Working data:
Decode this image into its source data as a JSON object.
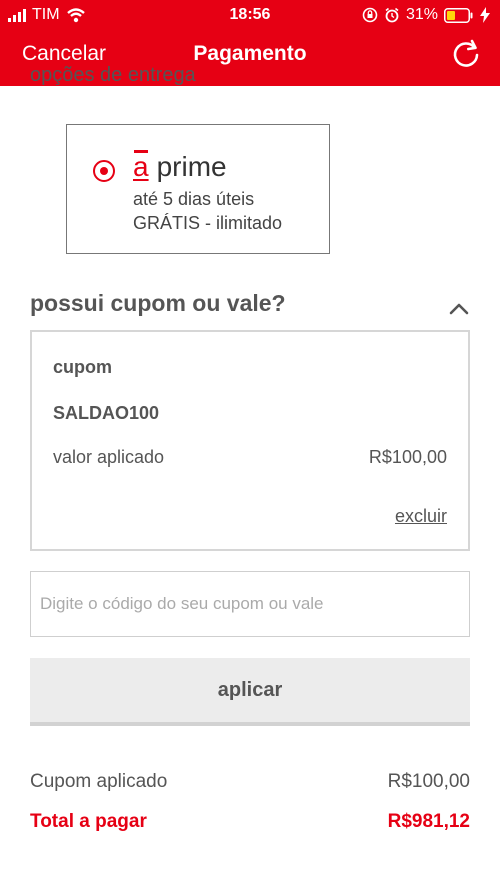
{
  "status_bar": {
    "carrier": "TIM",
    "time": "18:56",
    "battery": "31%"
  },
  "nav": {
    "cancel": "Cancelar",
    "title": "Pagamento"
  },
  "shipping": {
    "cut_heading": "opções de entrega",
    "option": {
      "brand_letter": "a",
      "brand_name": "prime",
      "line1": "até 5 dias úteis",
      "line2": "GRÁTIS - ilimitado"
    }
  },
  "coupon_section": {
    "title": "possui cupom ou vale?",
    "card": {
      "label": "cupom",
      "code": "SALDAO100",
      "value_label": "valor aplicado",
      "value": "R$100,00",
      "remove": "excluir"
    },
    "input_placeholder": "Digite o código do seu cupom ou vale",
    "apply_button": "aplicar"
  },
  "summary": {
    "coupon_label": "Cupom aplicado",
    "coupon_value": "R$100,00",
    "total_label": "Total a pagar",
    "total_value": "R$981,12"
  },
  "colors": {
    "brand": "#e60014",
    "text": "#555555"
  }
}
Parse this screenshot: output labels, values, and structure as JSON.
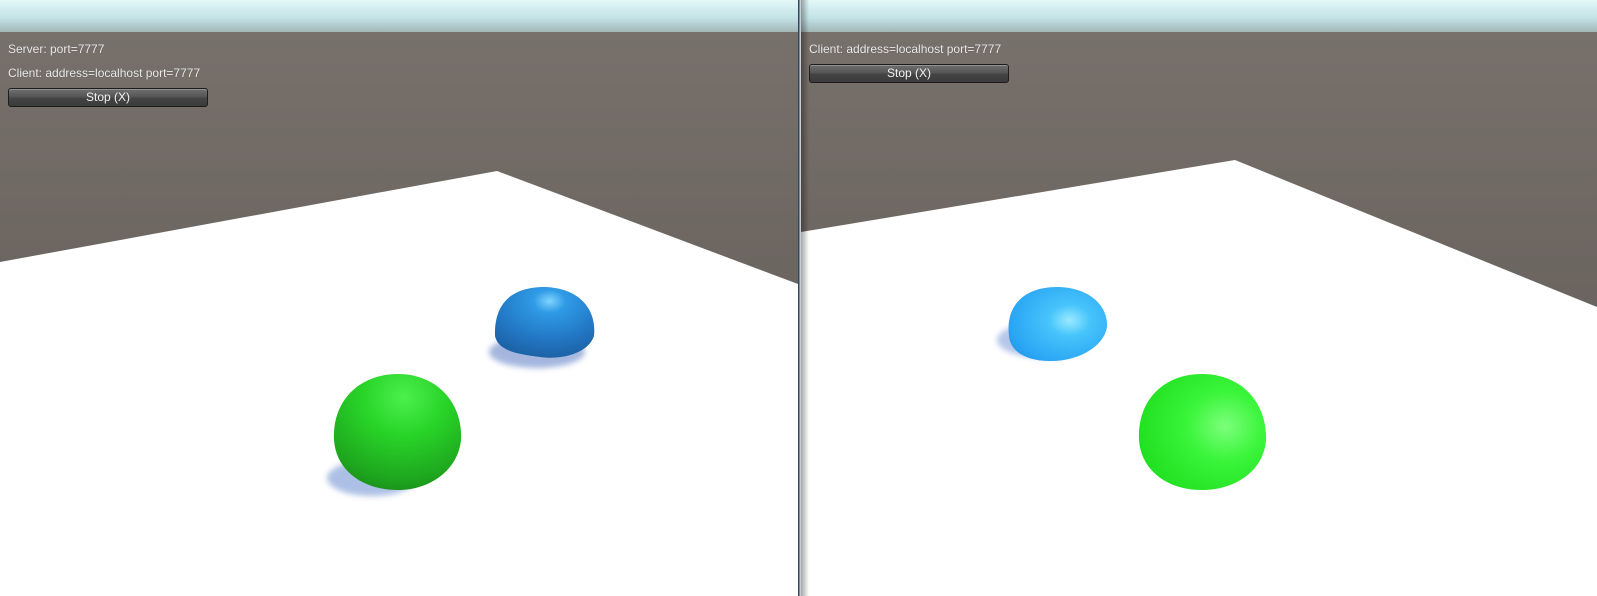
{
  "server_view": {
    "server_label": "Server: port=7777",
    "client_label": "Client: address=localhost port=7777",
    "stop_button": "Stop (X)",
    "objects": [
      {
        "name": "blue-player-sphere",
        "color": "#2a8fe0"
      },
      {
        "name": "green-player-sphere",
        "color": "#22cc22"
      }
    ]
  },
  "client_view": {
    "client_label": "Client: address=localhost port=7777",
    "stop_button": "Stop (X)",
    "objects": [
      {
        "name": "blue-player-sphere",
        "color": "#2ba7f5"
      },
      {
        "name": "green-player-sphere",
        "color": "#22e622"
      }
    ]
  },
  "colors": {
    "sky_top": "#d4f2f5",
    "sky_horizon": "#a3b5b5",
    "ground_far": "#716a65",
    "ground_near": "#5f5955",
    "plane": "#ffffff",
    "divider": "#2b3f58"
  }
}
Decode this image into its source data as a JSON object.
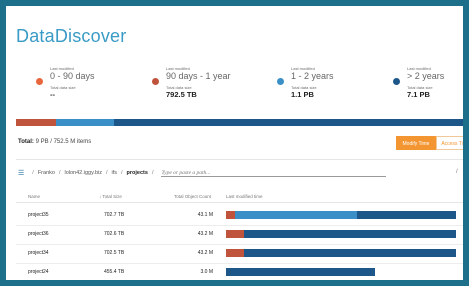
{
  "app": {
    "title": "DataDiscover"
  },
  "colors": {
    "age_0_90": "#e9653b",
    "age_90_1y": "#c0533b",
    "age_1_2y": "#3a8fc7",
    "age_gt2y": "#1d5688",
    "accent": "#f39531"
  },
  "stats": [
    {
      "caption": "Last modified",
      "range": "0 - 90 days",
      "size_caption": "Total data size",
      "size": "--"
    },
    {
      "caption": "Last modified",
      "range": "90 days - 1 year",
      "size_caption": "Total data size",
      "size": "792.5 TB"
    },
    {
      "caption": "Last modified",
      "range": "1 - 2 years",
      "size_caption": "Total data size",
      "size": "1.1 PB"
    },
    {
      "caption": "Last modified",
      "range": "> 2 years",
      "size_caption": "Total data size",
      "size": "7.1 PB"
    }
  ],
  "overall_distribution": [
    0.087,
    0.126,
    0.787
  ],
  "summary": {
    "total_label": "Total:",
    "total_value": "9 PB / 752.5 M items"
  },
  "toggle": {
    "modify_time": "Modify Time",
    "access_time": "Access Time"
  },
  "breadcrumb": {
    "items": [
      "Franko",
      "lolon42.iggy.biz",
      "ifs",
      "projects"
    ],
    "separator": "/",
    "path_placeholder": "Type or paste a path...",
    "trailing_slash": "/",
    "more": "⋮"
  },
  "table": {
    "headers": {
      "name": "Name",
      "total_size": "Total Size",
      "object_count": "Total Object Count",
      "last_modified": "Last modified time"
    },
    "sort_icon": "↓",
    "rows": [
      {
        "name": "project35",
        "total_size": "702.7 TB",
        "object_count": "43.1 M",
        "distribution": [
          0.04,
          0.53,
          0.43
        ],
        "bar_scale": 1.0
      },
      {
        "name": "project36",
        "total_size": "702.6 TB",
        "object_count": "43.2 M",
        "distribution": [
          0.08,
          0.0,
          0.92
        ],
        "bar_scale": 1.0
      },
      {
        "name": "project34",
        "total_size": "702.5 TB",
        "object_count": "43.2 M",
        "distribution": [
          0.08,
          0.0,
          0.92
        ],
        "bar_scale": 1.0
      },
      {
        "name": "project24",
        "total_size": "455.4 TB",
        "object_count": "3.0 M",
        "distribution": [
          0.0,
          0.0,
          1.0
        ],
        "bar_scale": 0.648
      }
    ]
  }
}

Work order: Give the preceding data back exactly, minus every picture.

Answer to the exercise:
Decode this image into its source data as a JSON object.
{
  "status_bar": {
    "carrier": "TIM",
    "time": "18:56",
    "battery": "31%"
  },
  "nav": {
    "cancel": "Cancelar",
    "title": "Pagamento"
  },
  "shipping": {
    "cut_heading": "opções de entrega",
    "option": {
      "brand_letter": "a",
      "brand_name": "prime",
      "line1": "até 5 dias úteis",
      "line2": "GRÁTIS - ilimitado"
    }
  },
  "coupon_section": {
    "title": "possui cupom ou vale?",
    "card": {
      "label": "cupom",
      "code": "SALDAO100",
      "value_label": "valor aplicado",
      "value": "R$100,00",
      "remove": "excluir"
    },
    "input_placeholder": "Digite o código do seu cupom ou vale",
    "apply_button": "aplicar"
  },
  "summary": {
    "coupon_label": "Cupom aplicado",
    "coupon_value": "R$100,00",
    "total_label": "Total a pagar",
    "total_value": "R$981,12"
  },
  "colors": {
    "brand": "#e60014",
    "text": "#555555"
  }
}
Parse this screenshot: output labels, values, and structure as JSON.
{
  "server_view": {
    "server_label": "Server: port=7777",
    "client_label": "Client: address=localhost port=7777",
    "stop_button": "Stop (X)",
    "objects": [
      {
        "name": "blue-player-sphere",
        "color": "#2a8fe0"
      },
      {
        "name": "green-player-sphere",
        "color": "#22cc22"
      }
    ]
  },
  "client_view": {
    "client_label": "Client: address=localhost port=7777",
    "stop_button": "Stop (X)",
    "objects": [
      {
        "name": "blue-player-sphere",
        "color": "#2ba7f5"
      },
      {
        "name": "green-player-sphere",
        "color": "#22e622"
      }
    ]
  },
  "colors": {
    "sky_top": "#d4f2f5",
    "sky_horizon": "#a3b5b5",
    "ground_far": "#716a65",
    "ground_near": "#5f5955",
    "plane": "#ffffff",
    "divider": "#2b3f58"
  }
}
Decode this image into its source data as a JSON object.
{
  "app": {
    "title": "DataDiscover"
  },
  "colors": {
    "age_0_90": "#e9653b",
    "age_90_1y": "#c0533b",
    "age_1_2y": "#3a8fc7",
    "age_gt2y": "#1d5688",
    "accent": "#f39531"
  },
  "stats": [
    {
      "caption": "Last modified",
      "range": "0 - 90 days",
      "size_caption": "Total data size",
      "size": "--"
    },
    {
      "caption": "Last modified",
      "range": "90 days - 1 year",
      "size_caption": "Total data size",
      "size": "792.5 TB"
    },
    {
      "caption": "Last modified",
      "range": "1 - 2 years",
      "size_caption": "Total data size",
      "size": "1.1 PB"
    },
    {
      "caption": "Last modified",
      "range": "> 2 years",
      "size_caption": "Total data size",
      "size": "7.1 PB"
    }
  ],
  "overall_distribution": [
    0.087,
    0.126,
    0.787
  ],
  "summary": {
    "total_label": "Total:",
    "total_value": "9 PB / 752.5 M items"
  },
  "toggle": {
    "modify_time": "Modify Time",
    "access_time": "Access Time"
  },
  "breadcrumb": {
    "items": [
      "Franko",
      "lolon42.iggy.biz",
      "ifs",
      "projects"
    ],
    "separator": "/",
    "path_placeholder": "Type or paste a path...",
    "trailing_slash": "/",
    "more": "⋮"
  },
  "table": {
    "headers": {
      "name": "Name",
      "total_size": "Total Size",
      "object_count": "Total Object Count",
      "last_modified": "Last modified time"
    },
    "sort_icon": "↓",
    "rows": [
      {
        "name": "project35",
        "total_size": "702.7 TB",
        "object_count": "43.1 M",
        "distribution": [
          0.04,
          0.53,
          0.43
        ],
        "bar_scale": 1.0
      },
      {
        "name": "project36",
        "total_size": "702.6 TB",
        "object_count": "43.2 M",
        "distribution": [
          0.08,
          0.0,
          0.92
        ],
        "bar_scale": 1.0
      },
      {
        "name": "project34",
        "total_size": "702.5 TB",
        "object_count": "43.2 M",
        "distribution": [
          0.08,
          0.0,
          0.92
        ],
        "bar_scale": 1.0
      },
      {
        "name": "project24",
        "total_size": "455.4 TB",
        "object_count": "3.0 M",
        "distribution": [
          0.0,
          0.0,
          1.0
        ],
        "bar_scale": 0.648
      }
    ]
  }
}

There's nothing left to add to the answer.